** Data for the task **

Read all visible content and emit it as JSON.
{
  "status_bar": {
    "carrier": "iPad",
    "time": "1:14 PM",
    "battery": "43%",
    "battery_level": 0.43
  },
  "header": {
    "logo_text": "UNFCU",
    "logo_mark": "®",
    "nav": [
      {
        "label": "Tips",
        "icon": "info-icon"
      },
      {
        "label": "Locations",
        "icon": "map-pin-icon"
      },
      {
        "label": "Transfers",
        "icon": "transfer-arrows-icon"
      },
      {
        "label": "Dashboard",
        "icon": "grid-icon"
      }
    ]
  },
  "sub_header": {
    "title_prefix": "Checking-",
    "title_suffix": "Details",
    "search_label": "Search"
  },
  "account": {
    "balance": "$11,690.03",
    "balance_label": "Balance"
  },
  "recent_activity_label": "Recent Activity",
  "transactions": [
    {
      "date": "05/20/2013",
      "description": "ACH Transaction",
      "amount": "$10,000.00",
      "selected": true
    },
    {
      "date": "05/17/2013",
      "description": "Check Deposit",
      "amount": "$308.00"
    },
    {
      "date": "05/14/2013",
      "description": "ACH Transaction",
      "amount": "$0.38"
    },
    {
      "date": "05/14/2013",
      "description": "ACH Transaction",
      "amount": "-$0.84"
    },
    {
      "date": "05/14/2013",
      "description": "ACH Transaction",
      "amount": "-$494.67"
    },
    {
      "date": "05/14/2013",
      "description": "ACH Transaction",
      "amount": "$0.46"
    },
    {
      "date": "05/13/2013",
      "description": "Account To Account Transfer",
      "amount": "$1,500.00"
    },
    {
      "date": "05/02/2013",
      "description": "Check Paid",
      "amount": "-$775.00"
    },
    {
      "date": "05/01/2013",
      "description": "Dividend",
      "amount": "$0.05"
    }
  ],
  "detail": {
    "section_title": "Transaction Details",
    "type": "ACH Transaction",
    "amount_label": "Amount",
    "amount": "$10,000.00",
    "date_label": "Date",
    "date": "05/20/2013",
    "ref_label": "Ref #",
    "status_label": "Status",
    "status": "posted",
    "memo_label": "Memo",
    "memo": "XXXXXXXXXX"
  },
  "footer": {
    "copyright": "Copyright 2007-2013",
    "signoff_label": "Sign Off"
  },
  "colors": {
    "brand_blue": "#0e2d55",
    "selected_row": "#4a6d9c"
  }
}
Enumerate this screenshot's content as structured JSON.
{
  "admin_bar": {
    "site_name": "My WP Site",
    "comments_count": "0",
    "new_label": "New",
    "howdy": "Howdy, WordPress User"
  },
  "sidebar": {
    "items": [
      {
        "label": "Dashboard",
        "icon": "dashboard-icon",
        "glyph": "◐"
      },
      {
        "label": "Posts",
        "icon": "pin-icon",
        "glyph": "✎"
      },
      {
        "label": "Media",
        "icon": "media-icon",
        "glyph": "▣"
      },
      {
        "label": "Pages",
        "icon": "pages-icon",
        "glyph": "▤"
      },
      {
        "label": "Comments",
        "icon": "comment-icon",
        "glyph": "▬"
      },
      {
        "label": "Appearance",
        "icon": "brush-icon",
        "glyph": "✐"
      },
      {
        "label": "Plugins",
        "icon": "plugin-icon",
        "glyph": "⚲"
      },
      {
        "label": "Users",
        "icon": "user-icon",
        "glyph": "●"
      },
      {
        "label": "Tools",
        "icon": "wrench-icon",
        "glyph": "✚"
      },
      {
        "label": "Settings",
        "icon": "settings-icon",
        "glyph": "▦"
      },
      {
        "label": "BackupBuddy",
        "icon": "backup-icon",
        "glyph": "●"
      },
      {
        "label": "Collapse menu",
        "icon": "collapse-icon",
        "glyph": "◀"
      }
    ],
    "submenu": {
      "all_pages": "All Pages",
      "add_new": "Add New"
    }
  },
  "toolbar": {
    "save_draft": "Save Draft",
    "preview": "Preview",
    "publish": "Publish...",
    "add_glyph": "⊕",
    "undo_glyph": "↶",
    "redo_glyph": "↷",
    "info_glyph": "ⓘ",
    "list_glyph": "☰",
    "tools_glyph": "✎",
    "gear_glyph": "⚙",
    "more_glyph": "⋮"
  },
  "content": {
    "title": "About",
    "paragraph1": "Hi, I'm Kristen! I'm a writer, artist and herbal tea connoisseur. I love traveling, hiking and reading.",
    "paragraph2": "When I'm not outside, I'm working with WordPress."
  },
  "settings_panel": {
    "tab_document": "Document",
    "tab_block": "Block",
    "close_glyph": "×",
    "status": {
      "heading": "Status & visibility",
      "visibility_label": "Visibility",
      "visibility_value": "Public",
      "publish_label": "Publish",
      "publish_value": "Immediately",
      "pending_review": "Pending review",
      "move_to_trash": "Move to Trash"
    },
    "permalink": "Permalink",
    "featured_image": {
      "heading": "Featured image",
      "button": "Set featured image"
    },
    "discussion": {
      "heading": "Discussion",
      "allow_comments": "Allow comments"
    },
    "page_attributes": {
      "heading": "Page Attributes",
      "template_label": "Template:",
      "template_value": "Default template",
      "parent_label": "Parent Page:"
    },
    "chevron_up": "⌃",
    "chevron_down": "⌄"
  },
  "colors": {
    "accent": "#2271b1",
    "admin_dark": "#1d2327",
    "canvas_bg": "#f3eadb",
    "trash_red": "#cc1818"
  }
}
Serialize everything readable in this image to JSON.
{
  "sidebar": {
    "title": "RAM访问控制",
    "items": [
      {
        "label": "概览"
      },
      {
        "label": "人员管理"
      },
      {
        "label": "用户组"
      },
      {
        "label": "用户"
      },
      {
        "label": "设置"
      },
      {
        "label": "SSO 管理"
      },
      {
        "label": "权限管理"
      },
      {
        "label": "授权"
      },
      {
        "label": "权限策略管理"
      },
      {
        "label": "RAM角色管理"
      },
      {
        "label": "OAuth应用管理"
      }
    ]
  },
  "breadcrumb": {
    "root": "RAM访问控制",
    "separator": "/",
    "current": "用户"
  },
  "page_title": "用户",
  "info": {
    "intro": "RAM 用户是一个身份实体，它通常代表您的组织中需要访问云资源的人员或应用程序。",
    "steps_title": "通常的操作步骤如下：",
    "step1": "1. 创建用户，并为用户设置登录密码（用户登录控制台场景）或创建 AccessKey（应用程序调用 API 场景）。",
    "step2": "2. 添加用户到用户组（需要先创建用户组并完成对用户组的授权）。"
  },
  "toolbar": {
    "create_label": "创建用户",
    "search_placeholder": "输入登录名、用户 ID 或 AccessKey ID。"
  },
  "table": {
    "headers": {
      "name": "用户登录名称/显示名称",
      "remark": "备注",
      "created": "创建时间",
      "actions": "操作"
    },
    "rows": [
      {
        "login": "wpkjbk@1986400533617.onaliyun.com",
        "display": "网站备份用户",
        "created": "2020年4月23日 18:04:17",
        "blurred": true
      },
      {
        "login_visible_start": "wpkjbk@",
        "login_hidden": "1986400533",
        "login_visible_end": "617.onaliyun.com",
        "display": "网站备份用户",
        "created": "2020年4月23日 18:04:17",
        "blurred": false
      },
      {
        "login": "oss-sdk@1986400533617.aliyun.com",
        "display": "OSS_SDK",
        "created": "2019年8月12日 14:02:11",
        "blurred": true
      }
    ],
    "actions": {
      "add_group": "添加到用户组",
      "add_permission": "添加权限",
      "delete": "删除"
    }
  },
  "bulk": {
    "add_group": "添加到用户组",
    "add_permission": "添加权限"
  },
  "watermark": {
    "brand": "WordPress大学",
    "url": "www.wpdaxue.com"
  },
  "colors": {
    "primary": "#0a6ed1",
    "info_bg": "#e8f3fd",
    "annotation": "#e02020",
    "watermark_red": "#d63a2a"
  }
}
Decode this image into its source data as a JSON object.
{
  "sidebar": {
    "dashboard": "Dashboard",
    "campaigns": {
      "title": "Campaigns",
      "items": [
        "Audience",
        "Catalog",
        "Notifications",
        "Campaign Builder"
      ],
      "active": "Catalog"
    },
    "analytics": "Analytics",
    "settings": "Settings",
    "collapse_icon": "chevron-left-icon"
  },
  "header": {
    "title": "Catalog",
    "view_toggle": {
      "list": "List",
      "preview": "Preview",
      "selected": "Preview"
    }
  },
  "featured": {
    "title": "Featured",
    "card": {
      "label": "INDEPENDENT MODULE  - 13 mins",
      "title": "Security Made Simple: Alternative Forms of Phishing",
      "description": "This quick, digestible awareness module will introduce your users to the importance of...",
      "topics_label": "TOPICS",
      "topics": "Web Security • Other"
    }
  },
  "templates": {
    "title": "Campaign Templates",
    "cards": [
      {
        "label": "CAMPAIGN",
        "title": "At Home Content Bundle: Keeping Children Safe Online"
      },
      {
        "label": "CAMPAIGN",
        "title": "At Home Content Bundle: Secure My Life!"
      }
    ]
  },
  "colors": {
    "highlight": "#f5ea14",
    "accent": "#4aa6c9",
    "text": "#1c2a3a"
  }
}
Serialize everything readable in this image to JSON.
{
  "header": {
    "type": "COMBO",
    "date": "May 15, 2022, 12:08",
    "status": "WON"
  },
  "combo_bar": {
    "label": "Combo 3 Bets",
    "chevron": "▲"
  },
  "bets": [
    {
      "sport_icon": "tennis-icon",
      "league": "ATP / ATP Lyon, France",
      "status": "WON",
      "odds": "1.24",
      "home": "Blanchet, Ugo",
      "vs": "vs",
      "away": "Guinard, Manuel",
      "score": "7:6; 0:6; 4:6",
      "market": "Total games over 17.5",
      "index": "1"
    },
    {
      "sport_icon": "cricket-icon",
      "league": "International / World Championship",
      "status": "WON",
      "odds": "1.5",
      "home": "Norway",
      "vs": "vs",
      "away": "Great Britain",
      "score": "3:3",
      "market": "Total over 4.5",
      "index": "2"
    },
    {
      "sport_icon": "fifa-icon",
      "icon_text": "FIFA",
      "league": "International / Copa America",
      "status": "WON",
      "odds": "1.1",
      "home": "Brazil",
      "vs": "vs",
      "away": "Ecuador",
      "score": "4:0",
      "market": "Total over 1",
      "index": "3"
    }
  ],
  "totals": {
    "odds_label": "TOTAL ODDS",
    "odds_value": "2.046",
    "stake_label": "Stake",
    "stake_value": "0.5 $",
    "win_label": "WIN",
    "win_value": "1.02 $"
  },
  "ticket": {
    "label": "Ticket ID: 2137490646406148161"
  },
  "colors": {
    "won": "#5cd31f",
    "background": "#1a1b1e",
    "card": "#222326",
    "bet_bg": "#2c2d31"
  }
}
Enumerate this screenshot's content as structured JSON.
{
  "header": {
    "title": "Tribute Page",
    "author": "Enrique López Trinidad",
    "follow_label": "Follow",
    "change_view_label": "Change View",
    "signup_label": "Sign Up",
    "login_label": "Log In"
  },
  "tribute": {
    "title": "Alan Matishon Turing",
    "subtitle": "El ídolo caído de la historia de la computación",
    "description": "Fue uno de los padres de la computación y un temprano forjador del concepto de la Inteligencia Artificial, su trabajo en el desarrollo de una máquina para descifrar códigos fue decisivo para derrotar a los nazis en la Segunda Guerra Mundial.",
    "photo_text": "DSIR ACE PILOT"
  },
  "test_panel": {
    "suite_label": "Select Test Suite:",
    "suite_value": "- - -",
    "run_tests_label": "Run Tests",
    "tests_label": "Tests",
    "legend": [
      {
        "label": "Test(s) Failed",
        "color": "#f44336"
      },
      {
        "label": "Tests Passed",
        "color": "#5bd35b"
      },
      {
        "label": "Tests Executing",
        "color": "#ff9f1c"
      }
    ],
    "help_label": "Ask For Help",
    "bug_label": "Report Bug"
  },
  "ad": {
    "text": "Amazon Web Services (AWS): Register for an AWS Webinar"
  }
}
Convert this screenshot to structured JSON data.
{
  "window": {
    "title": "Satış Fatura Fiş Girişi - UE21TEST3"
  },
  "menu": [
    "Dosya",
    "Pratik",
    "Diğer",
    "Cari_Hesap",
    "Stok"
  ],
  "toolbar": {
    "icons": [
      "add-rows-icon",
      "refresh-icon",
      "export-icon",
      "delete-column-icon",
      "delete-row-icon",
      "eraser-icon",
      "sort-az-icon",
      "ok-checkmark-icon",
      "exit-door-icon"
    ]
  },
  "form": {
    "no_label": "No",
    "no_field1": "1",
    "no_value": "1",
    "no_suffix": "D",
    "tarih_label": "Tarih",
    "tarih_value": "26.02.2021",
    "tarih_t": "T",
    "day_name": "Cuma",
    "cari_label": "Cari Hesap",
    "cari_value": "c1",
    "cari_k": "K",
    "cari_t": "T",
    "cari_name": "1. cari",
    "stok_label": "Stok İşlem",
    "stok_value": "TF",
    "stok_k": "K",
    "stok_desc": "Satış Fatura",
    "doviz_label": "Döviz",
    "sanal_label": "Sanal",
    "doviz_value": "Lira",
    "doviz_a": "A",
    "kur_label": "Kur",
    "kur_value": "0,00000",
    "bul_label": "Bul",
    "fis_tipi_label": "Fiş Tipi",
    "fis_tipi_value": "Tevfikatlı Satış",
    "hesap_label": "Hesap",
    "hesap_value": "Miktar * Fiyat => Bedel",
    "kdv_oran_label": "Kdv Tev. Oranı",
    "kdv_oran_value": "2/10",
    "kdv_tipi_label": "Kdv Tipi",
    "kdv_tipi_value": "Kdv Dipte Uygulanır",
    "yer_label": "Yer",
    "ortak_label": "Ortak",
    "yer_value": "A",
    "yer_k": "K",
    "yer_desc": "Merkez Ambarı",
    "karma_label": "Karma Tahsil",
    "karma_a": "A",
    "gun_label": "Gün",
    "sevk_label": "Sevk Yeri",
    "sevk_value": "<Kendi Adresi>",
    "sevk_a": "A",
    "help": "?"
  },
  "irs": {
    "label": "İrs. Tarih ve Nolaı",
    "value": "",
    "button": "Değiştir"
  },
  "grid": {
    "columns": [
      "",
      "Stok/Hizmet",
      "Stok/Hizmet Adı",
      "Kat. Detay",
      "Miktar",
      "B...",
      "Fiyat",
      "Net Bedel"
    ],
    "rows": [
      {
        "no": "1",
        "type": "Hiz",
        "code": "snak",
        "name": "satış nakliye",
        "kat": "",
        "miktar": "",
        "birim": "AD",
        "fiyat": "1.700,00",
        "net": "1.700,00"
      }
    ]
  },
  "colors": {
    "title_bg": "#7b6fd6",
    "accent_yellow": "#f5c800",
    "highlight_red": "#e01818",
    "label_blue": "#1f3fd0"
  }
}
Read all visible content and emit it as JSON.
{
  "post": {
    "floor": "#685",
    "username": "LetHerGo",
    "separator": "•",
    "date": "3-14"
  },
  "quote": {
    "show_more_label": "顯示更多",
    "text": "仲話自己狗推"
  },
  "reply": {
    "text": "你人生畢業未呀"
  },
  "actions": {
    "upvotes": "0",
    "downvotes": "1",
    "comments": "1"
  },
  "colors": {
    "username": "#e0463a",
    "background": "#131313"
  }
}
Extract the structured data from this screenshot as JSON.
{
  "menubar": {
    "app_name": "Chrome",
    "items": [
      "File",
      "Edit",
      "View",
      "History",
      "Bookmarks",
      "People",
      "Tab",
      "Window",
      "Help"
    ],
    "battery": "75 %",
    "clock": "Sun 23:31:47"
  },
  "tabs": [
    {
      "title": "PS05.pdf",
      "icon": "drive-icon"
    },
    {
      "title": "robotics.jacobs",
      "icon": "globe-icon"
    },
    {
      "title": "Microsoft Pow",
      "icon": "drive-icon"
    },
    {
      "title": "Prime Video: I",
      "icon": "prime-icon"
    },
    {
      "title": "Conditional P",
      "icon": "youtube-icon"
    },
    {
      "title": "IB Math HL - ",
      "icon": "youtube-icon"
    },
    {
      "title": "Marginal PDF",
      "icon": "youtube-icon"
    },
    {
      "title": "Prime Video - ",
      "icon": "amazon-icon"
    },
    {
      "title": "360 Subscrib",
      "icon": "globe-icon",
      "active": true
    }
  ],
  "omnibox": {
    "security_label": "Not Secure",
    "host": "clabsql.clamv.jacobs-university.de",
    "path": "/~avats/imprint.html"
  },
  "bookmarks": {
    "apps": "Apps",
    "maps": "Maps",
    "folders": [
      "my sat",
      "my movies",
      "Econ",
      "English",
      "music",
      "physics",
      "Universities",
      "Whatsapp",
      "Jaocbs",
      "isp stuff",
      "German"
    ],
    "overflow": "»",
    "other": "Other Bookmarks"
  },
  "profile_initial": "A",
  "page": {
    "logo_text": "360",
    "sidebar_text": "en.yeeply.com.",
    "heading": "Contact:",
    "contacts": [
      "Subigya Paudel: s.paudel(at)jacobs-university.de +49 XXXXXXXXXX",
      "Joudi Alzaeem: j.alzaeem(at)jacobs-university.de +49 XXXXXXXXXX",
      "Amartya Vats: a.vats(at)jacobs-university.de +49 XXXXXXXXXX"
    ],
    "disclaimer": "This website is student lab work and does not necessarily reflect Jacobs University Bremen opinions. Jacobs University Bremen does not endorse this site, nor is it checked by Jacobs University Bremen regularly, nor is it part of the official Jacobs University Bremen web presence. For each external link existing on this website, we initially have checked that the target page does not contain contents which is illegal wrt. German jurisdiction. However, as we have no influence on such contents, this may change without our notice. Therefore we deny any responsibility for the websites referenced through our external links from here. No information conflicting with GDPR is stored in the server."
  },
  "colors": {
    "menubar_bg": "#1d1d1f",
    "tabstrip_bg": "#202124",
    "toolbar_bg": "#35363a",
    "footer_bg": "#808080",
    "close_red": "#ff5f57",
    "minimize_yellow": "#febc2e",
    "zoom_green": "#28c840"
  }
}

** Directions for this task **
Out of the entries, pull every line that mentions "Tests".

** Exercise answer **
    "run_tests_label": "Run Tests",
    "tests_label": "Tests",
        "label": "Tests Passed",
        "label": "Tests Executing",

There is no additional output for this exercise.